**Instructions for the task**
From the listing below, copy each line that holds "JSON".
··········
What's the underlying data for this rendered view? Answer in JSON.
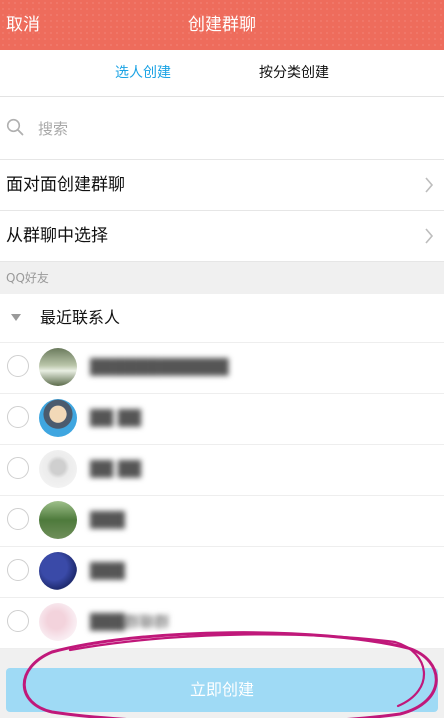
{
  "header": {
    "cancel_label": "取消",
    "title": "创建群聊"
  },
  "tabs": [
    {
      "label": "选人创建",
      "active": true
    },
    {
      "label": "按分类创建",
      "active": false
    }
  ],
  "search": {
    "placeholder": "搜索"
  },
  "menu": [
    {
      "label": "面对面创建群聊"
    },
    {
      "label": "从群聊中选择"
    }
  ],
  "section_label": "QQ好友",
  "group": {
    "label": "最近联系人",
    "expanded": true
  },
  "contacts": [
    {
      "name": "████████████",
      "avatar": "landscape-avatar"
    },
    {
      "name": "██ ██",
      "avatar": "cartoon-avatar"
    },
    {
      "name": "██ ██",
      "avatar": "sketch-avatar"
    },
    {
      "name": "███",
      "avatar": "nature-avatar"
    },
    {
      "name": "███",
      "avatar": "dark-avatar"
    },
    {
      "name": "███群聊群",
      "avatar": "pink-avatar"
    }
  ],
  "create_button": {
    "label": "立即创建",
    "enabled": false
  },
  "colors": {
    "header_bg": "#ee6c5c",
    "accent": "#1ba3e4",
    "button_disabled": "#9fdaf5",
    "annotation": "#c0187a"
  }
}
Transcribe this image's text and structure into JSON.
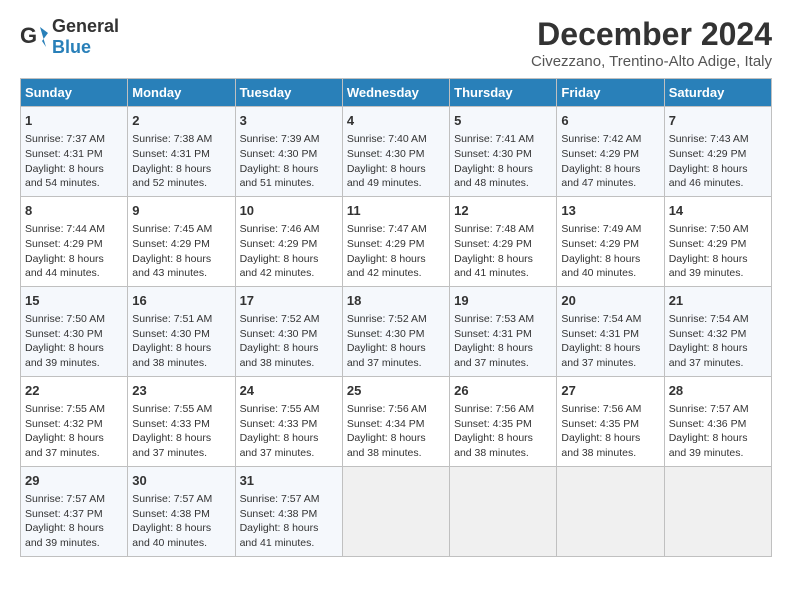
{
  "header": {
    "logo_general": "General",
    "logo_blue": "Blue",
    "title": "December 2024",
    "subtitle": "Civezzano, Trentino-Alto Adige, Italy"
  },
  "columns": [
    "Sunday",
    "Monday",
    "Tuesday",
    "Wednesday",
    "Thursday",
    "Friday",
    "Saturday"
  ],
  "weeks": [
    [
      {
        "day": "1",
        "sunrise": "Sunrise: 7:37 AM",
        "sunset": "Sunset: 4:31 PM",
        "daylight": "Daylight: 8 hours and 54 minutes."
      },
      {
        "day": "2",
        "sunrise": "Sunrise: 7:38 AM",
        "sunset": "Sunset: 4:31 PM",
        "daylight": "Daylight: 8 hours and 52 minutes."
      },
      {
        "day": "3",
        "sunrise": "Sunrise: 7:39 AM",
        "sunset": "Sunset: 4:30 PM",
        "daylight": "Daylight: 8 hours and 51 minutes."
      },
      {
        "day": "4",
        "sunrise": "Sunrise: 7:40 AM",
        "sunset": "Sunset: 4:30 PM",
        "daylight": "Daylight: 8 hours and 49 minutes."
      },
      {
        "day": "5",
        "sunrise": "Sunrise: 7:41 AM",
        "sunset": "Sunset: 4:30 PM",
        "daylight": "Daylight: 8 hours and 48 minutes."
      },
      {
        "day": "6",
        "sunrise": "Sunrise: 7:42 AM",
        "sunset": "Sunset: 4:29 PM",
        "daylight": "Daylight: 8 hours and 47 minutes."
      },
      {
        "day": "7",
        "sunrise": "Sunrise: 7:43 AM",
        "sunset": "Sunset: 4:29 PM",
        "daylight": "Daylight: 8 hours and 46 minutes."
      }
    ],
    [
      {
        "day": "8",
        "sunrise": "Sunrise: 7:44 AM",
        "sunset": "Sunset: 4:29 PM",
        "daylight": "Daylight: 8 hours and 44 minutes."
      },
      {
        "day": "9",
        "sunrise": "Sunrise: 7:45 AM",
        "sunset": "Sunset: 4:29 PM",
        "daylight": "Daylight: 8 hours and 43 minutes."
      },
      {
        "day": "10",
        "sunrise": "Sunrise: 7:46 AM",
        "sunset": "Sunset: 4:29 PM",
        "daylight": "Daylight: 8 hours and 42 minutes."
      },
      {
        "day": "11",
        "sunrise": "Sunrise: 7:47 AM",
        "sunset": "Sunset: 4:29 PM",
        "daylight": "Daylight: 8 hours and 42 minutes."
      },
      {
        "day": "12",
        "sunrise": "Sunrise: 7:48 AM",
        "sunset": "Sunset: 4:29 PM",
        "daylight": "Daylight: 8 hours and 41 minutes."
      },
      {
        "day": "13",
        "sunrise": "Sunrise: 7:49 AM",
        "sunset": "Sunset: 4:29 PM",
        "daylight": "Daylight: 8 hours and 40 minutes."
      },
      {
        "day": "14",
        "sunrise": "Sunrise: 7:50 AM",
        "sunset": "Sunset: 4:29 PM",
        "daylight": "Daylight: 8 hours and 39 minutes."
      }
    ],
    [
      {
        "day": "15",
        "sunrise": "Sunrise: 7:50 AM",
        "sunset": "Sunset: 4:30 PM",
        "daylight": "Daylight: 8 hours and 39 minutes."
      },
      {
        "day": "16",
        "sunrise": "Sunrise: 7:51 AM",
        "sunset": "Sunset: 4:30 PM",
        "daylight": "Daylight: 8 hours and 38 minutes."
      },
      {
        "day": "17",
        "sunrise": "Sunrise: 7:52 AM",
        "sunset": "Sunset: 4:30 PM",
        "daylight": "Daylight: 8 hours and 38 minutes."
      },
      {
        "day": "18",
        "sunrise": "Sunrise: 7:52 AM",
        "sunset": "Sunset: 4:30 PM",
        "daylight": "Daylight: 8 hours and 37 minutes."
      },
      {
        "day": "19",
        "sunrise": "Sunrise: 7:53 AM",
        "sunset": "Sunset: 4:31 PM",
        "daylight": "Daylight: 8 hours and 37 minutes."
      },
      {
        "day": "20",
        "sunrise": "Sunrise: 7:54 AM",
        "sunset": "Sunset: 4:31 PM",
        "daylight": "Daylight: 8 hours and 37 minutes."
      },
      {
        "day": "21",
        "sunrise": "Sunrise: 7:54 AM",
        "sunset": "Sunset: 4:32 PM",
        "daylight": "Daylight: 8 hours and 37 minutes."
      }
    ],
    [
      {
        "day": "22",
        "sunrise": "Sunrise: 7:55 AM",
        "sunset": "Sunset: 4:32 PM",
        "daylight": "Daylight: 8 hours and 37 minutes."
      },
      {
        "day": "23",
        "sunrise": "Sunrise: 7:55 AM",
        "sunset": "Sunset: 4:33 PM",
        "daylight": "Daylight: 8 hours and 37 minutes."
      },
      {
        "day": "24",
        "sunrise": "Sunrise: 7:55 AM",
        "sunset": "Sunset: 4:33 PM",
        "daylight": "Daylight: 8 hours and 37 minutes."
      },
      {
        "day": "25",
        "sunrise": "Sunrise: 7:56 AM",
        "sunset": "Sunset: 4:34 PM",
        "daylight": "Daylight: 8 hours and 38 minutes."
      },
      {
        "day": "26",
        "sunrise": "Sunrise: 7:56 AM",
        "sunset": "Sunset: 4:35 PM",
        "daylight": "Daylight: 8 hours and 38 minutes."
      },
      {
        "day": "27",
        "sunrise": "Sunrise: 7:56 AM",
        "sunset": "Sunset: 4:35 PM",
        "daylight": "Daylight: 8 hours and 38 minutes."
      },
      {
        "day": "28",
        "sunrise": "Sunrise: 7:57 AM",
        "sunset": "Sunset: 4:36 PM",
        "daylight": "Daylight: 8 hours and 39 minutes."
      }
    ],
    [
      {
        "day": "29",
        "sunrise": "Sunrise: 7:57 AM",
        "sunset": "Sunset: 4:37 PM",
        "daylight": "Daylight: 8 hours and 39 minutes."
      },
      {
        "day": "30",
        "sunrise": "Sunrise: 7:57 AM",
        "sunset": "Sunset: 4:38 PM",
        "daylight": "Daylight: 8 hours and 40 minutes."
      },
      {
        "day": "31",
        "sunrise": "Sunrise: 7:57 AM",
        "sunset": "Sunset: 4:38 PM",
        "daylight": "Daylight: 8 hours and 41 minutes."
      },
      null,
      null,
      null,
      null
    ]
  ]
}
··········
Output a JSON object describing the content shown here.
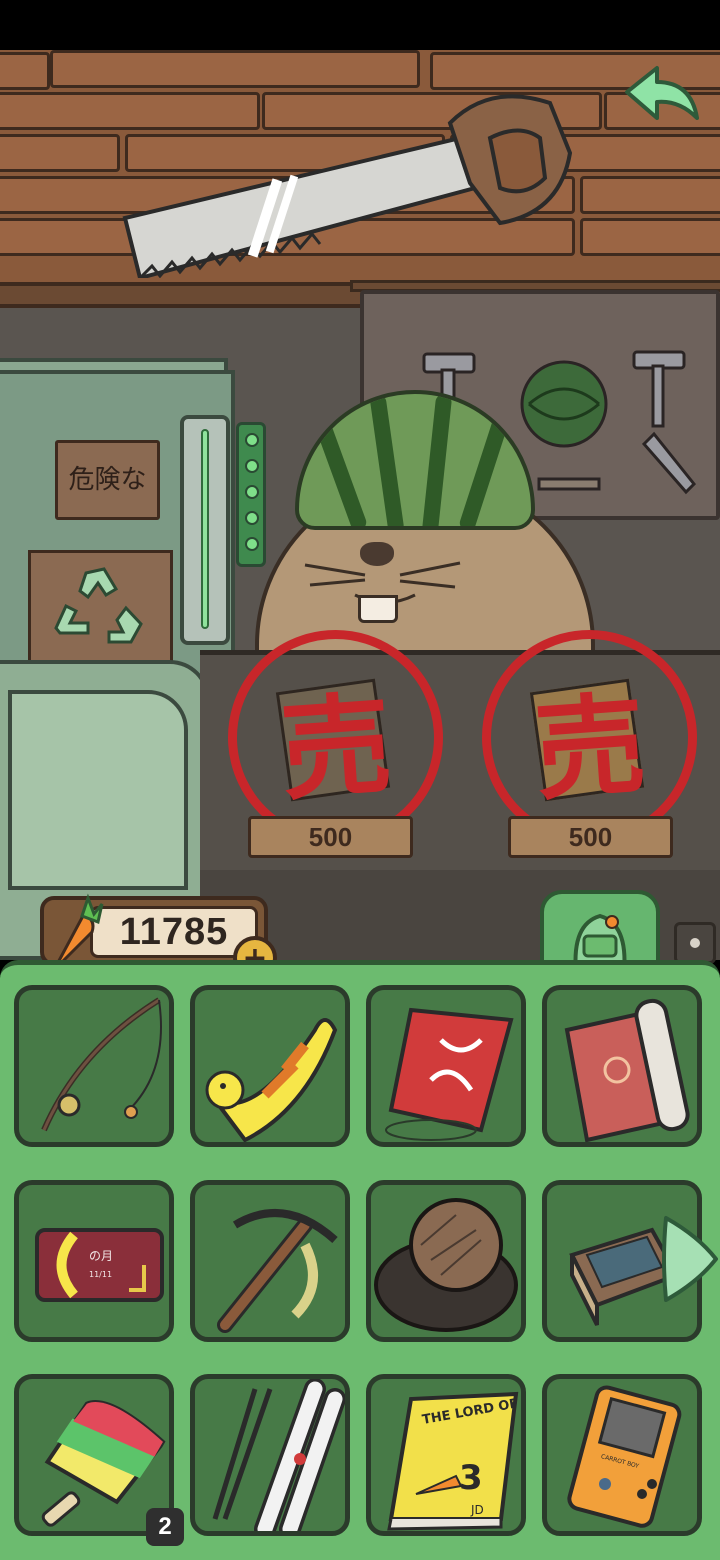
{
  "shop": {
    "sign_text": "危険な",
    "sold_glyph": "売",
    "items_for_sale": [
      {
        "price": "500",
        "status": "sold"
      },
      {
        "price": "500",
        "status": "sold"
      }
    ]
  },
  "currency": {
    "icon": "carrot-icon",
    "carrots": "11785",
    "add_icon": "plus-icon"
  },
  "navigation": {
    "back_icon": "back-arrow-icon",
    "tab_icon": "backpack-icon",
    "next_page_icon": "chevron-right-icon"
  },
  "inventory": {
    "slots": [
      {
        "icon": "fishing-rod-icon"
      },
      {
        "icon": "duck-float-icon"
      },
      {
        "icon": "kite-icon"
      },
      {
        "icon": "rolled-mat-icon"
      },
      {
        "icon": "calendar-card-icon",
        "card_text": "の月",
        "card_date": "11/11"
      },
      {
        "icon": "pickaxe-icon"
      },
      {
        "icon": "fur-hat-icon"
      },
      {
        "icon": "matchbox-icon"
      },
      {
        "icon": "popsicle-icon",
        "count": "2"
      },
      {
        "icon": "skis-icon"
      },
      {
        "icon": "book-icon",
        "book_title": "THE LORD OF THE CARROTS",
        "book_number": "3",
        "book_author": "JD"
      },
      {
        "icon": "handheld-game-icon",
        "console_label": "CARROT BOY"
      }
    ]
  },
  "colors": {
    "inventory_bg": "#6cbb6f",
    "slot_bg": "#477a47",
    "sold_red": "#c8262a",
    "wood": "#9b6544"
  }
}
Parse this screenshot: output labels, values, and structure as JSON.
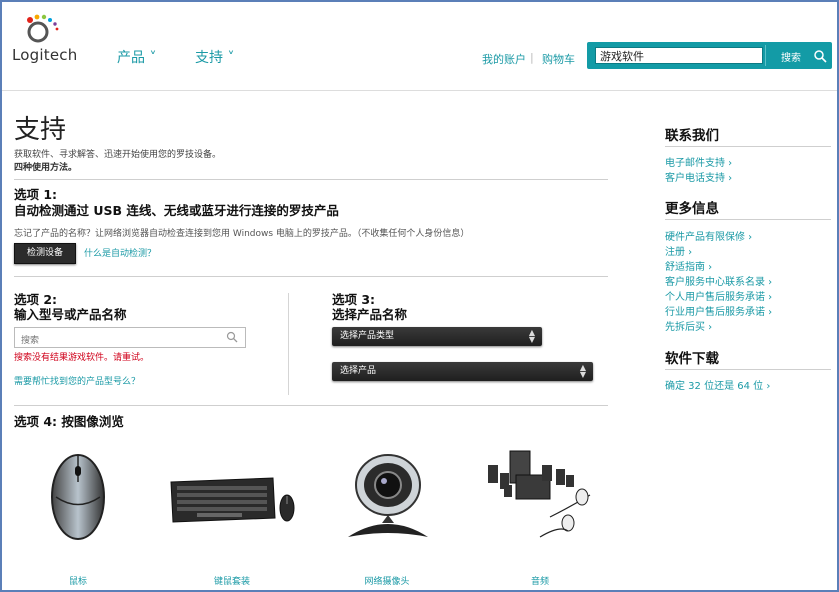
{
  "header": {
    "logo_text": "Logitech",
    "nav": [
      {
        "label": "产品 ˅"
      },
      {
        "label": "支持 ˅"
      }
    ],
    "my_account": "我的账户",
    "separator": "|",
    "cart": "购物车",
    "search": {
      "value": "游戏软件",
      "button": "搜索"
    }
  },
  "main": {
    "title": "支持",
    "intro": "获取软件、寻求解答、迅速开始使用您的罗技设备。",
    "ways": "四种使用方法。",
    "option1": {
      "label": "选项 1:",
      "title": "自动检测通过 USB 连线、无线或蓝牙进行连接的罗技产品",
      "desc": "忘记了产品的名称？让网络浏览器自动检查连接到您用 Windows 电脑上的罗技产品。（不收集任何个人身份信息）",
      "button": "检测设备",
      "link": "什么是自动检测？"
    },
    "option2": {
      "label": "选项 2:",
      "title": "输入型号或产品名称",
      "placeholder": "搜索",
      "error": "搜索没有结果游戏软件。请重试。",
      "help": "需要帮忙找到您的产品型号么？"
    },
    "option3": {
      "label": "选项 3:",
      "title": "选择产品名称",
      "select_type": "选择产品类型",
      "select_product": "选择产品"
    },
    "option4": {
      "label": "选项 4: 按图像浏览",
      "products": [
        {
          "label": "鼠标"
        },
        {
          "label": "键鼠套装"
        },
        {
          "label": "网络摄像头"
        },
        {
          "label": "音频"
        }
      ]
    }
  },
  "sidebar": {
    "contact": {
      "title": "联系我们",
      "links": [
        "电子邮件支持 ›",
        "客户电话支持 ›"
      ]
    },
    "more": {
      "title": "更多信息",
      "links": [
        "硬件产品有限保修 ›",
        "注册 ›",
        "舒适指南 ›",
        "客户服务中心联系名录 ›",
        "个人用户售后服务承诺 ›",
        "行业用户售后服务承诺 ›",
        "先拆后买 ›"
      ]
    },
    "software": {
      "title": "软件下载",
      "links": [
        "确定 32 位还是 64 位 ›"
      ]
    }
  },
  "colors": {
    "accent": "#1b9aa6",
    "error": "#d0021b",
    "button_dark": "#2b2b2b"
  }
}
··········
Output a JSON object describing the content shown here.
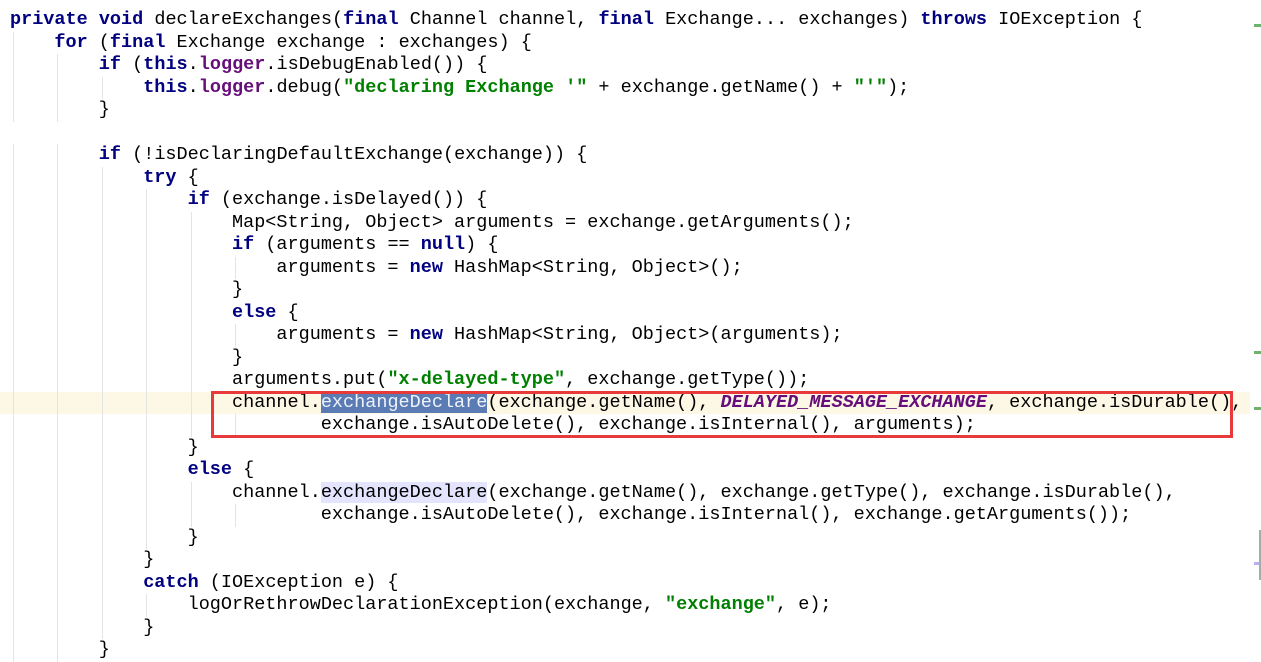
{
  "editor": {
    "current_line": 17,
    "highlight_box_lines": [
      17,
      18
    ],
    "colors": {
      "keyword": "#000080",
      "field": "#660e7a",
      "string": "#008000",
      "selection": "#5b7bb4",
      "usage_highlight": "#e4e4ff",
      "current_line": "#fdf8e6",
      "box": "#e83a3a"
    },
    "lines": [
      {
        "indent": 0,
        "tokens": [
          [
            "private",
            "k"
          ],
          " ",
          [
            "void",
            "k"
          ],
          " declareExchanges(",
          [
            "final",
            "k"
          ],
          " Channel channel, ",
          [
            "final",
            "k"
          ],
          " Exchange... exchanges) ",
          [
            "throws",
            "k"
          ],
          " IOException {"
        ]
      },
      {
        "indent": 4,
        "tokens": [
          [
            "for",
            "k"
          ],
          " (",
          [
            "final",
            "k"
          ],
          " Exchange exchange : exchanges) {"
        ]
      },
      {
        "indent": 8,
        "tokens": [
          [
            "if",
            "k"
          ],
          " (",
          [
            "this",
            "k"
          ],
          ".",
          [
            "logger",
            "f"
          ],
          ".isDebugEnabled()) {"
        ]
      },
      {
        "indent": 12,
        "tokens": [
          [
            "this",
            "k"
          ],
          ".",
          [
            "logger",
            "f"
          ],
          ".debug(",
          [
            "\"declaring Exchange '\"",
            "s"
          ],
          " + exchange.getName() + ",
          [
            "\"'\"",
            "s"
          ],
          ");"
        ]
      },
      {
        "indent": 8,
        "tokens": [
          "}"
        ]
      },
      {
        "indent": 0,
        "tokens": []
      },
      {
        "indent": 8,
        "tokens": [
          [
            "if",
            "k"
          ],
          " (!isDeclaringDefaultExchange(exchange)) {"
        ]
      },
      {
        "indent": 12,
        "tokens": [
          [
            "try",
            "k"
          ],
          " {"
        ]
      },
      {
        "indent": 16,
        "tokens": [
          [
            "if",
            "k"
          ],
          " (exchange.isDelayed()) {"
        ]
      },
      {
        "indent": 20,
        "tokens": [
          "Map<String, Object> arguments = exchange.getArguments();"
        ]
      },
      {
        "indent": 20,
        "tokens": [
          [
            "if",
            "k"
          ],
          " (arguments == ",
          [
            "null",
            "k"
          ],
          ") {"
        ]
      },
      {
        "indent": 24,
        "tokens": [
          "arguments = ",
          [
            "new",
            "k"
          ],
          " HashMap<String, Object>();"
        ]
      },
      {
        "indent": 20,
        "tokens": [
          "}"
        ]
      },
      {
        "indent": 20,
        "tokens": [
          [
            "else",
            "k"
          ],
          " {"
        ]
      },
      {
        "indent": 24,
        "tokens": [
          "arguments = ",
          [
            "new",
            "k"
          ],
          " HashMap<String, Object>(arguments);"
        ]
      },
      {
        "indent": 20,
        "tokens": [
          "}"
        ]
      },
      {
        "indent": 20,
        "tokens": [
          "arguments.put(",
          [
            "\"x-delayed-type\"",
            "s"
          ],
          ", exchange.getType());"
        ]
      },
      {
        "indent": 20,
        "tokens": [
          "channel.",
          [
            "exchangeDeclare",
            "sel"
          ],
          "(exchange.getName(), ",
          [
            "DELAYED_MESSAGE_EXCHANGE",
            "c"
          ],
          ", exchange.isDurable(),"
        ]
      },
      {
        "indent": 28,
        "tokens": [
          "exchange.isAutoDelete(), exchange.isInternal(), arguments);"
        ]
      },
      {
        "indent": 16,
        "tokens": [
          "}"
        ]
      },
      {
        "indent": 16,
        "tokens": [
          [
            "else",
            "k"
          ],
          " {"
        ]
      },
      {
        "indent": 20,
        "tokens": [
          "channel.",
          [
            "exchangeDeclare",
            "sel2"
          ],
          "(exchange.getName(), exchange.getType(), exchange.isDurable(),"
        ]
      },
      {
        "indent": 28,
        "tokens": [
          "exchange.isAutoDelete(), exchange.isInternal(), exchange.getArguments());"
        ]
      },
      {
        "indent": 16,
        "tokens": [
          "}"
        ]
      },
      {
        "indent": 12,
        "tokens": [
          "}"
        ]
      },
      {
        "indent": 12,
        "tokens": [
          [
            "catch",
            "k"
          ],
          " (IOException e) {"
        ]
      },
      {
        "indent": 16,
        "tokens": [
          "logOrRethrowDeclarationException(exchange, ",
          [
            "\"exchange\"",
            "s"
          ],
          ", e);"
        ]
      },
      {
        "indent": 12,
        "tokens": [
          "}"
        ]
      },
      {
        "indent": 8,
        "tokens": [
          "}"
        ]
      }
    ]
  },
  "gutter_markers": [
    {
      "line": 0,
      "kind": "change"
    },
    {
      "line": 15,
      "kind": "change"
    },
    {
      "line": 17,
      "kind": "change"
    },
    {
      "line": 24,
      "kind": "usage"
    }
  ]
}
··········
**Exercise output**
What's the underlying data for this rendered view? Answer in JSON.
Transcribe this image's text and structure into JSON.
Output a JSON object describing the content shown here.
Parse this screenshot: output labels, values, and structure as JSON.
Output a JSON object describing the content shown here.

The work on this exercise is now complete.